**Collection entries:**
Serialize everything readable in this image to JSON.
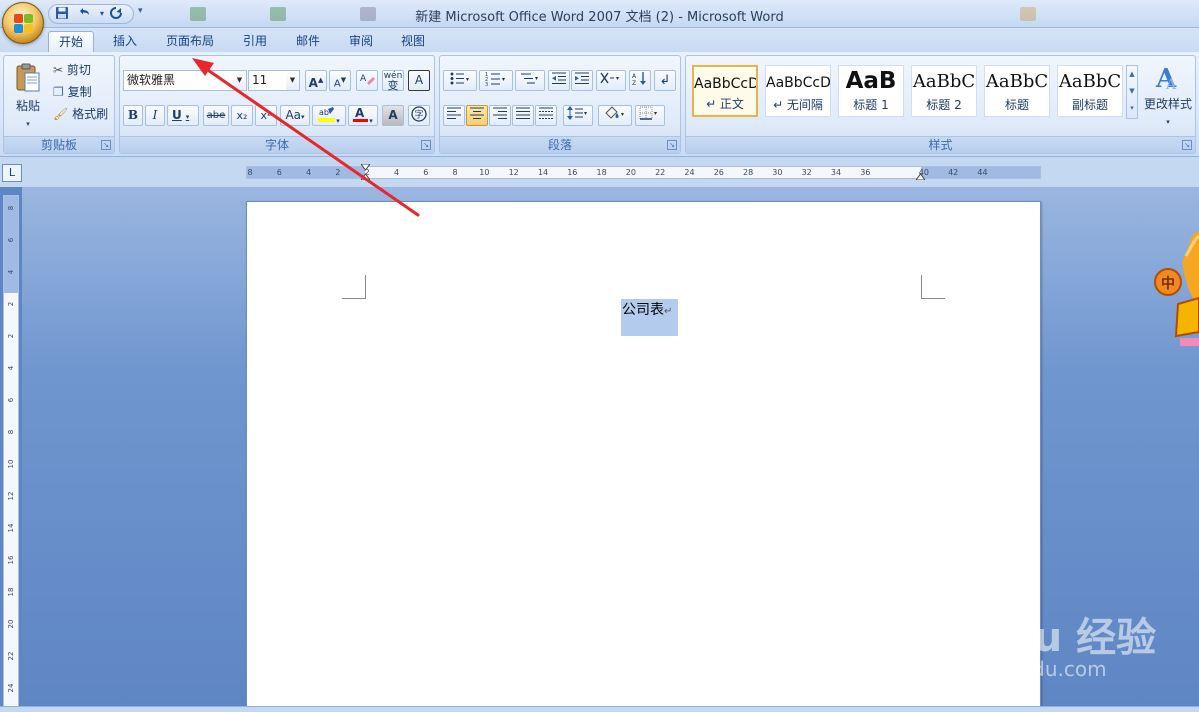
{
  "window": {
    "title": "新建 Microsoft Office Word 2007 文档 (2) - Microsoft Word"
  },
  "qat": {
    "save_icon": "save-icon",
    "undo_icon": "undo-icon",
    "redo_icon": "redo-icon"
  },
  "tabs": [
    {
      "label": "开始",
      "active": true
    },
    {
      "label": "插入",
      "active": false
    },
    {
      "label": "页面布局",
      "active": false
    },
    {
      "label": "引用",
      "active": false
    },
    {
      "label": "邮件",
      "active": false
    },
    {
      "label": "审阅",
      "active": false
    },
    {
      "label": "视图",
      "active": false
    }
  ],
  "clipboard": {
    "group_label": "剪贴板",
    "paste_label": "粘贴",
    "cut_label": "剪切",
    "copy_label": "复制",
    "format_painter_label": "格式刷"
  },
  "font": {
    "group_label": "字体",
    "font_name": "微软雅黑",
    "font_size": "11",
    "bold": "B",
    "italic": "I",
    "underline": "U",
    "strike": "abe",
    "subscript": "x₂",
    "superscript": "x²",
    "change_case": "Aa",
    "phonetic": "wén",
    "phonetic_sub": "变",
    "char_border": "A",
    "char_shade": "A",
    "enclose": "字",
    "highlight_color": "#ffff00",
    "font_color": "#ff0000"
  },
  "paragraph": {
    "group_label": "段落"
  },
  "styles": {
    "group_label": "样式",
    "items": [
      {
        "sample": "AaBbCcD",
        "name": "↵ 正文",
        "selected": true
      },
      {
        "sample": "AaBbCcD",
        "name": "↵ 无间隔",
        "selected": false
      },
      {
        "sample": "AaB",
        "name": "标题 1",
        "selected": false
      },
      {
        "sample": "AaBbC",
        "name": "标题 2",
        "selected": false
      },
      {
        "sample": "AaBbC",
        "name": "标题",
        "selected": false
      },
      {
        "sample": "AaBbC",
        "name": "副标题",
        "selected": false
      }
    ],
    "change_styles_label": "更改样式"
  },
  "ruler": {
    "corner": "L",
    "h_ticks": [
      "8",
      "6",
      "4",
      "2",
      "2",
      "4",
      "6",
      "8",
      "10",
      "12",
      "14",
      "16",
      "18",
      "20",
      "22",
      "24",
      "26",
      "28",
      "30",
      "32",
      "34",
      "36",
      "40",
      "42",
      "44"
    ],
    "v_ticks": [
      "8",
      "6",
      "4",
      "2",
      "2",
      "4",
      "6",
      "8",
      "10",
      "12",
      "14",
      "16",
      "18",
      "20",
      "22",
      "24"
    ]
  },
  "document": {
    "text": "公司表",
    "paragraph_mark": "↵"
  },
  "watermark": {
    "main": "Bai du 经验",
    "sub": "jingyan.baidu.com"
  },
  "colors": {
    "accent": "#15428b",
    "annotation_arrow": "#e8262b"
  }
}
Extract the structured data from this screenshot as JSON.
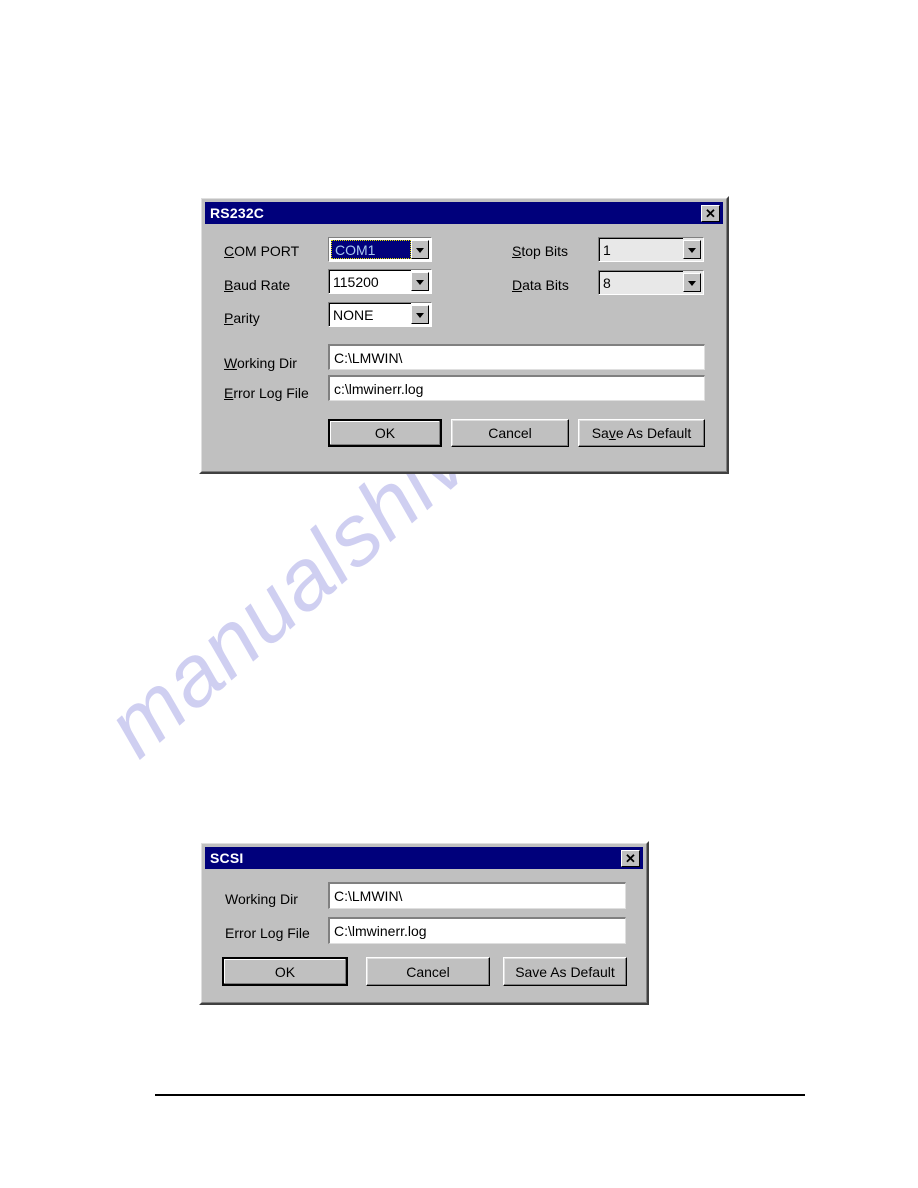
{
  "page": {
    "watermark_text": "manualshive.com",
    "background_color": "#ffffff",
    "footer_rule": true
  },
  "theme": {
    "dialog_face": "#c0c0c0",
    "titlebar_color": "#00007b",
    "titlebar_text_color": "#ffffff",
    "selection_bg": "#00007b",
    "selection_text": "#a8c8f0",
    "watermark_color": "#ccccf0"
  },
  "rs232c_dialog": {
    "title": "RS232C",
    "close_icon": "close-icon",
    "close_glyph": "✕",
    "fields": {
      "com_port": {
        "label_pre": "",
        "label_acc": "C",
        "label_post": "OM PORT",
        "label_full": "COM PORT",
        "value": "COM1",
        "focused": true,
        "arrow_icon": "chevron-down-icon"
      },
      "baud_rate": {
        "label_acc": "B",
        "label_post": "aud Rate",
        "label_full": "Baud Rate",
        "value": "115200",
        "focused": false,
        "arrow_icon": "chevron-down-icon"
      },
      "parity": {
        "label_acc": "P",
        "label_post": "arity",
        "label_full": "Parity",
        "value": "NONE",
        "focused": false,
        "arrow_icon": "chevron-down-icon"
      },
      "stop_bits": {
        "label_acc": "S",
        "label_post": "top  Bits",
        "label_full": "Stop Bits",
        "value": "1",
        "focused": false,
        "arrow_icon": "chevron-down-icon"
      },
      "data_bits": {
        "label_acc": "D",
        "label_post": "ata Bits",
        "label_full": "Data Bits",
        "value": "8",
        "focused": false,
        "arrow_icon": "chevron-down-icon"
      },
      "working_dir": {
        "label_acc": "W",
        "label_post": "orking  Dir",
        "label_full": "Working Dir",
        "value": "C:\\LMWIN\\"
      },
      "error_log_file": {
        "label_acc": "E",
        "label_post": "rror Log File",
        "label_full": "Error Log File",
        "value": "c:\\lmwinerr.log"
      }
    },
    "buttons": {
      "ok": "OK",
      "cancel": "Cancel",
      "save_as_default_pre": "Sa",
      "save_as_default_acc": "v",
      "save_as_default_post": "e As Default",
      "save_as_default_full": "Save As Default"
    }
  },
  "scsi_dialog": {
    "title": "SCSI",
    "close_icon": "close-icon",
    "close_glyph": "✕",
    "fields": {
      "working_dir": {
        "label": "Working Dir",
        "value": "C:\\LMWIN\\"
      },
      "error_log_file": {
        "label": "Error Log File",
        "value": "C:\\lmwinerr.log"
      }
    },
    "buttons": {
      "ok": "OK",
      "cancel": "Cancel",
      "save_as_default": "Save As Default"
    }
  }
}
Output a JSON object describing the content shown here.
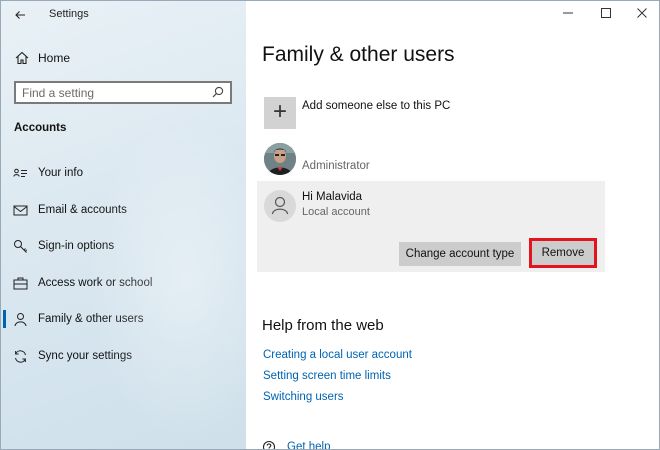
{
  "window": {
    "title": "Settings"
  },
  "nav": {
    "home_label": "Home",
    "search_placeholder": "Find a setting",
    "section_title": "Accounts",
    "items": [
      {
        "label": "Your info",
        "icon": "contact-card-icon"
      },
      {
        "label": "Email & accounts",
        "icon": "mail-icon"
      },
      {
        "label": "Sign-in options",
        "icon": "key-icon"
      },
      {
        "label": "Access work or school",
        "icon": "briefcase-icon"
      },
      {
        "label": "Family & other users",
        "icon": "person-icon",
        "selected": true
      },
      {
        "label": "Sync your settings",
        "icon": "sync-icon"
      }
    ]
  },
  "main": {
    "title": "Family & other users",
    "add_user_label": "Add someone else to this PC",
    "admin_label": "Administrator",
    "selected_account": {
      "name": "Hi Malavida",
      "type": "Local account",
      "change_button": "Change account type",
      "remove_button": "Remove"
    },
    "help": {
      "title": "Help from the web",
      "links": [
        "Creating a local user account",
        "Setting screen time limits",
        "Switching users"
      ],
      "get_help": "Get help"
    }
  },
  "colors": {
    "accent": "#0063b1",
    "highlight_border": "#e3141f",
    "nav_background": "#dbe8f0"
  }
}
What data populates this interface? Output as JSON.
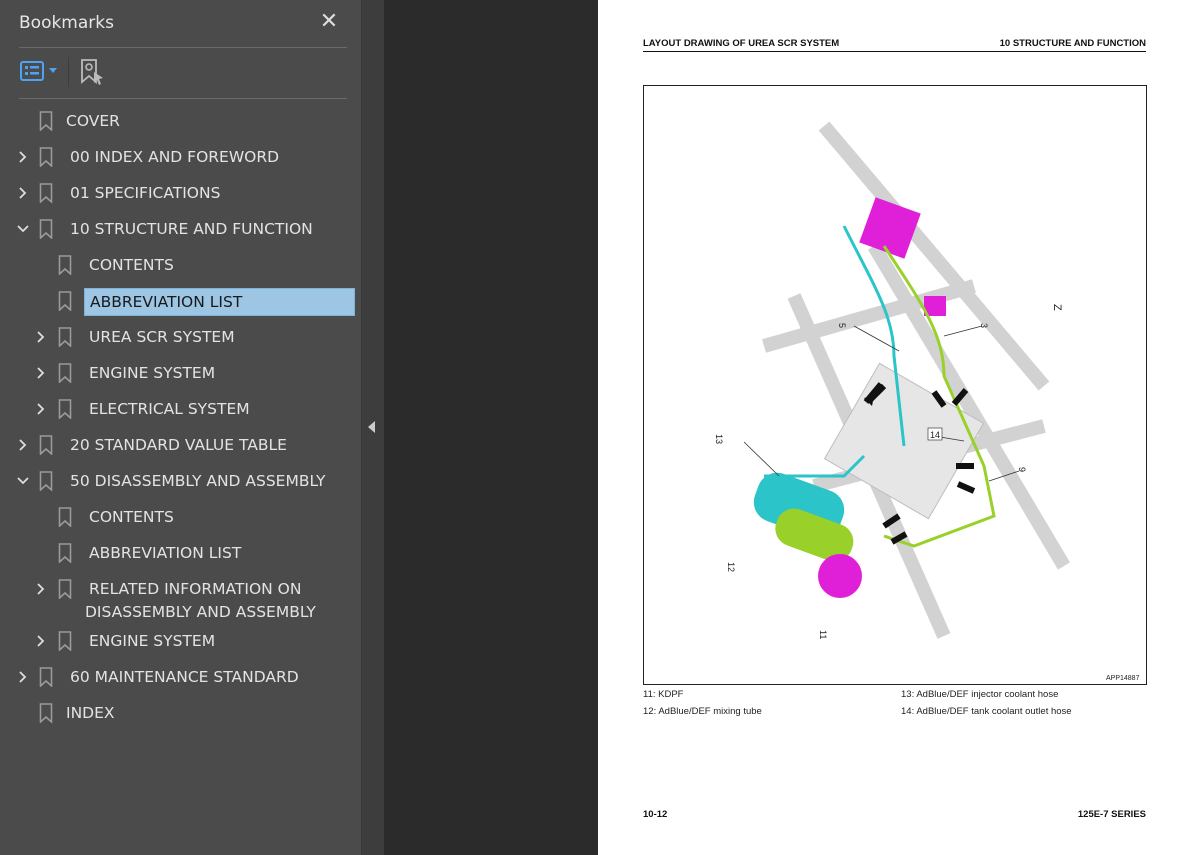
{
  "sidebar": {
    "title": "Bookmarks",
    "close_icon": "close-icon",
    "toolbar": {
      "options_icon": "list-options-icon",
      "find_icon": "find-current-bookmark-icon"
    },
    "items": [
      {
        "label": "COVER",
        "level": 0,
        "expander": "none"
      },
      {
        "label": "00 INDEX AND FOREWORD",
        "level": 0,
        "expander": "collapsed"
      },
      {
        "label": "01 SPECIFICATIONS",
        "level": 0,
        "expander": "collapsed"
      },
      {
        "label": "10 STRUCTURE AND FUNCTION",
        "level": 0,
        "expander": "expanded"
      },
      {
        "label": "CONTENTS",
        "level": 1,
        "expander": "none"
      },
      {
        "label": "ABBREVIATION LIST",
        "level": 1,
        "expander": "none",
        "selected": true
      },
      {
        "label": "UREA SCR SYSTEM",
        "level": 1,
        "expander": "collapsed"
      },
      {
        "label": "ENGINE SYSTEM",
        "level": 1,
        "expander": "collapsed"
      },
      {
        "label": "ELECTRICAL SYSTEM",
        "level": 1,
        "expander": "collapsed"
      },
      {
        "label": "20 STANDARD VALUE TABLE",
        "level": 0,
        "expander": "collapsed"
      },
      {
        "label": "50 DISASSEMBLY AND ASSEMBLY",
        "level": 0,
        "expander": "expanded"
      },
      {
        "label": "CONTENTS",
        "level": 1,
        "expander": "none"
      },
      {
        "label": "ABBREVIATION LIST",
        "level": 1,
        "expander": "none"
      },
      {
        "label": "RELATED INFORMATION ON",
        "label2": "DISASSEMBLY AND ASSEMBLY",
        "level": 1,
        "expander": "collapsed"
      },
      {
        "label": "ENGINE SYSTEM",
        "level": 1,
        "expander": "collapsed"
      },
      {
        "label": "60 MAINTENANCE STANDARD",
        "level": 0,
        "expander": "collapsed"
      },
      {
        "label": "INDEX",
        "level": 0,
        "expander": "none"
      }
    ]
  },
  "document": {
    "header_left": "LAYOUT DRAWING OF UREA SCR SYSTEM",
    "header_right": "10 STRUCTURE AND FUNCTION",
    "figure": {
      "id": "APP14887",
      "callouts": [
        "3",
        "5",
        "9",
        "11",
        "12",
        "13",
        "14"
      ],
      "orientation_mark": "Z"
    },
    "captions": [
      "11: KDPF",
      "12: AdBlue/DEF mixing tube",
      "13: AdBlue/DEF injector coolant hose",
      "14: AdBlue/DEF tank coolant outlet hose"
    ],
    "footer_left": "10-12",
    "footer_right": "125E-7 SERIES"
  },
  "colors": {
    "selection": "#9cc6e4",
    "accent": "#4aa3f5",
    "magenta": "#e000e0",
    "cyan": "#2bc4c8",
    "lime": "#9ad02a"
  }
}
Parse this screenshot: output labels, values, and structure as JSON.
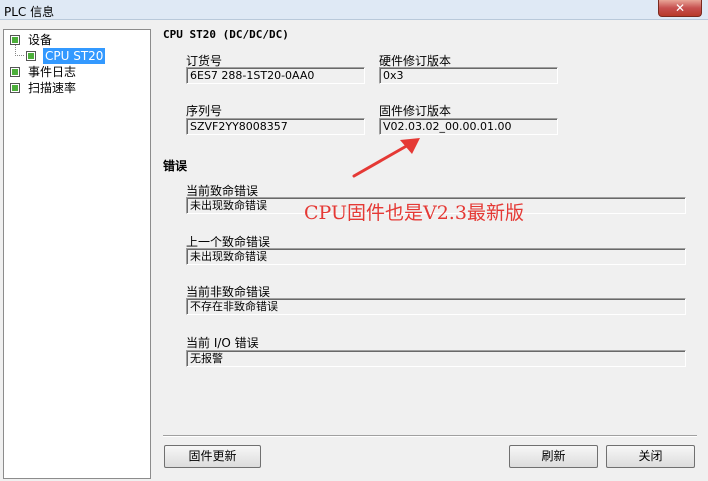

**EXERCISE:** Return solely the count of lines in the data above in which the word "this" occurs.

**ANSWER BOX:** 5